--- Task brief ---
Check each line of the entries below for the string "التكييف" and state how many lines have it, with no other text.

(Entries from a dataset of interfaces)
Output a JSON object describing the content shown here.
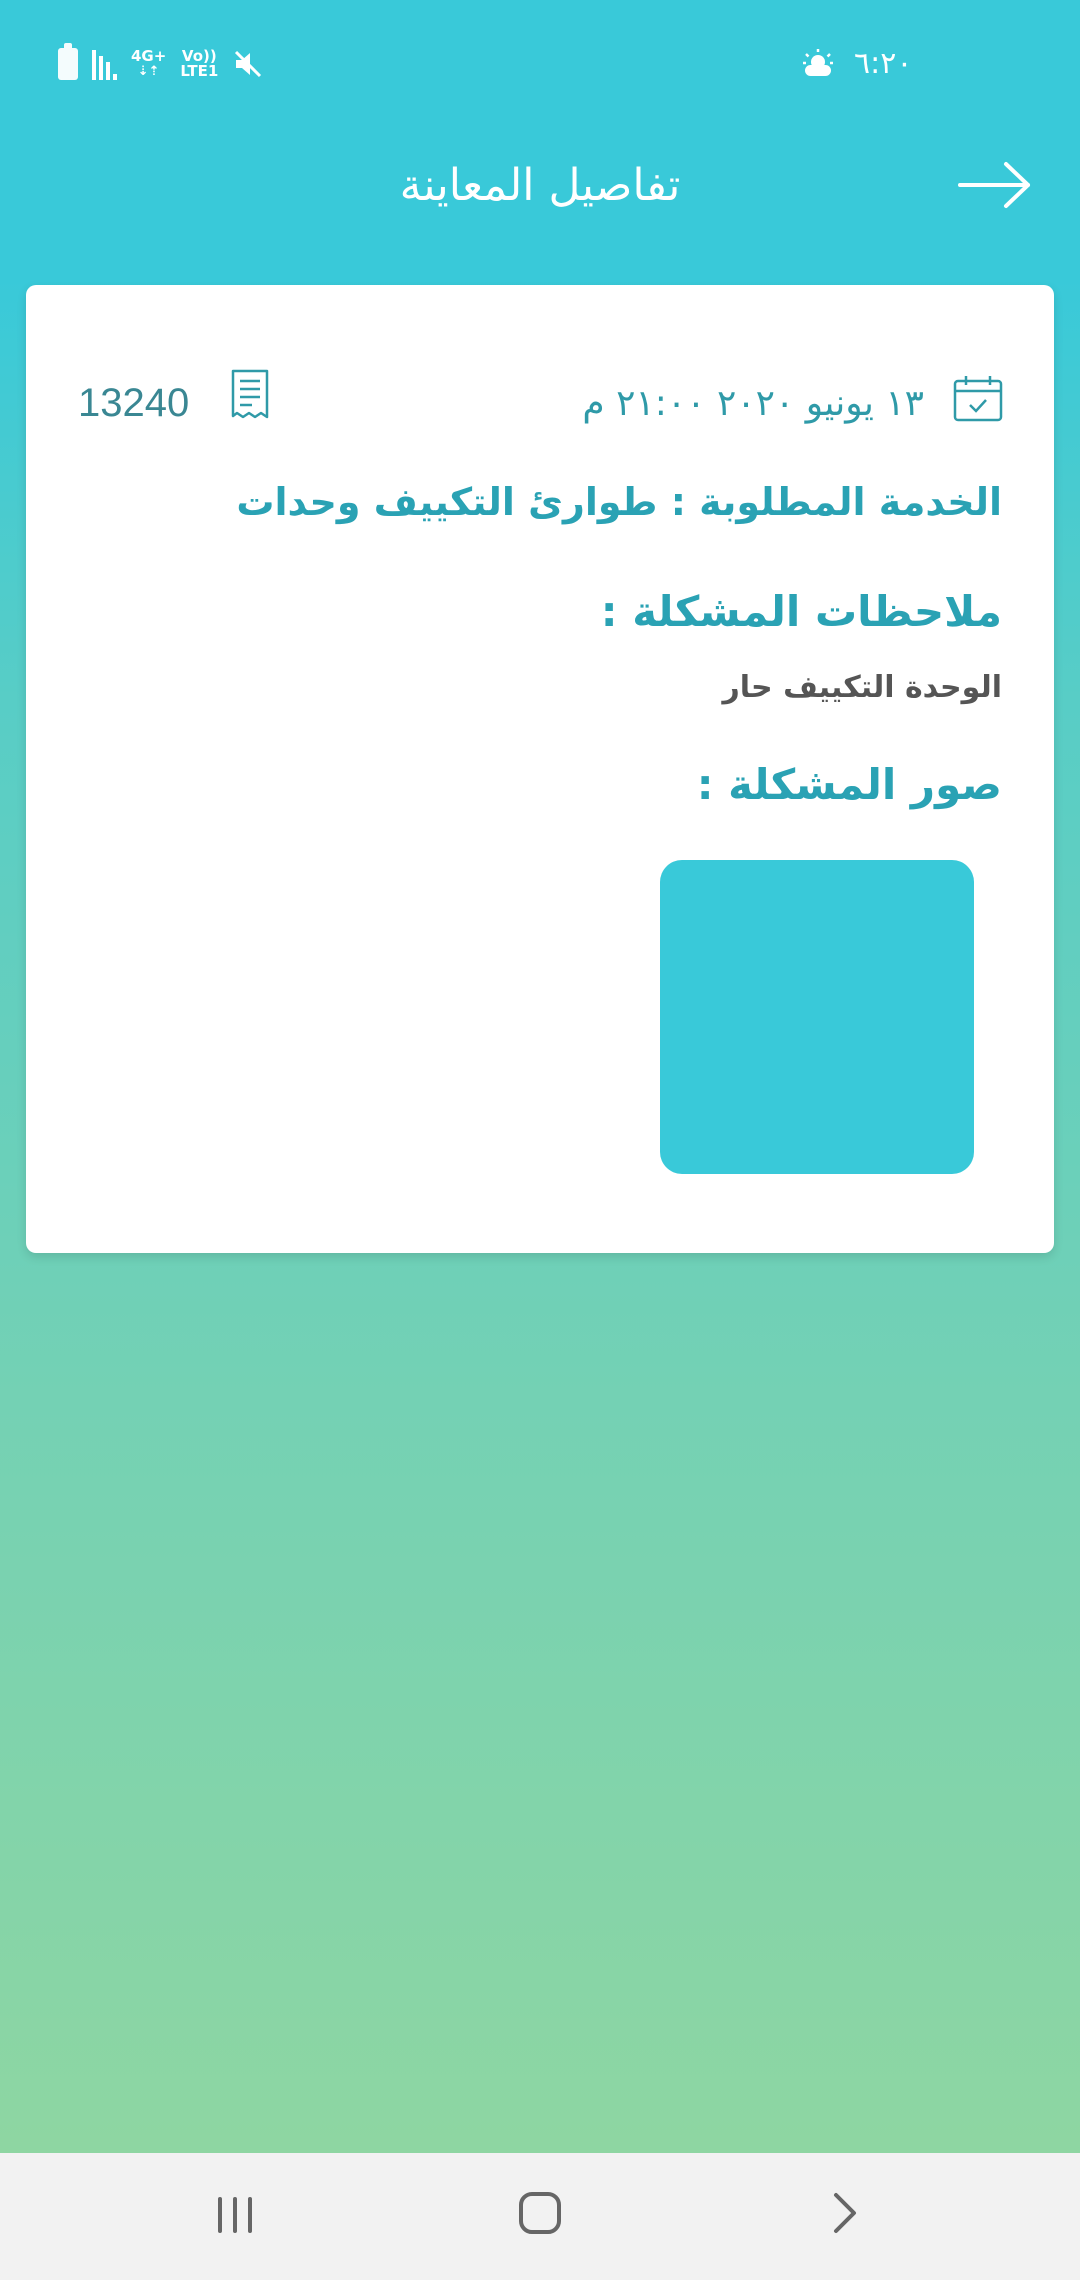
{
  "status_bar": {
    "network_top": "4G+",
    "volte": "Vo))",
    "lte": "LTE1",
    "time": "٦:٢٠"
  },
  "header": {
    "title": "تفاصيل المعاينة"
  },
  "card": {
    "date_time": "١٣ يونيو ٢٠٢٠ ٢١:٠٠ م",
    "order_number": "13240",
    "service_line": "الخدمة المطلوبة : طوارئ التكييف وحدات",
    "notes_heading": "ملاحظات المشكلة :",
    "notes_text": "الوحدة التكييف حار",
    "photos_heading": "صور المشكلة :"
  },
  "colors": {
    "accent": "#39c9d9",
    "text_accent": "#2aa2b4",
    "gradient_bottom": "#8ed6a2"
  },
  "icons": [
    "battery-icon",
    "signal-icon",
    "mute-icon",
    "weather-icon",
    "back-arrow-icon",
    "calendar-icon",
    "receipt-icon",
    "recent-apps-icon",
    "home-icon",
    "back-icon"
  ]
}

--- Output for this task ---
2